Interface dataset entries
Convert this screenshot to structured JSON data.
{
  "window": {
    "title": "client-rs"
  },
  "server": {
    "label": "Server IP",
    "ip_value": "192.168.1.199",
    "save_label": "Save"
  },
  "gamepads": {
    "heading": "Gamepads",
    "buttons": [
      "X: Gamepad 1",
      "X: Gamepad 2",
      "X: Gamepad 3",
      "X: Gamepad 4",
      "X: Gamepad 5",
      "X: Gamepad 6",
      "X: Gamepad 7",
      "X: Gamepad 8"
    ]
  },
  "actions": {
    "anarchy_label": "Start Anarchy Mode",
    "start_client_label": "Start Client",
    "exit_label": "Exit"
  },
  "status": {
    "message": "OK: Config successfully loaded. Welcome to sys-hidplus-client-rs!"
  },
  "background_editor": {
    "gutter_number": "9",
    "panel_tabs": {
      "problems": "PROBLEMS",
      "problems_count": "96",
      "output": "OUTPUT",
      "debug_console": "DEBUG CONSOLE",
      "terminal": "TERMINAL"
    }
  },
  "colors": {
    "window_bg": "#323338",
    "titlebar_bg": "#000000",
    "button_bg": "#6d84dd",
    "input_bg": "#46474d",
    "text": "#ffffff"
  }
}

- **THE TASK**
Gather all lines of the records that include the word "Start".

- **WORKED SOLUTION**
    "anarchy_label": "Start Anarchy Mode",
    "start_client_label": "Start Client",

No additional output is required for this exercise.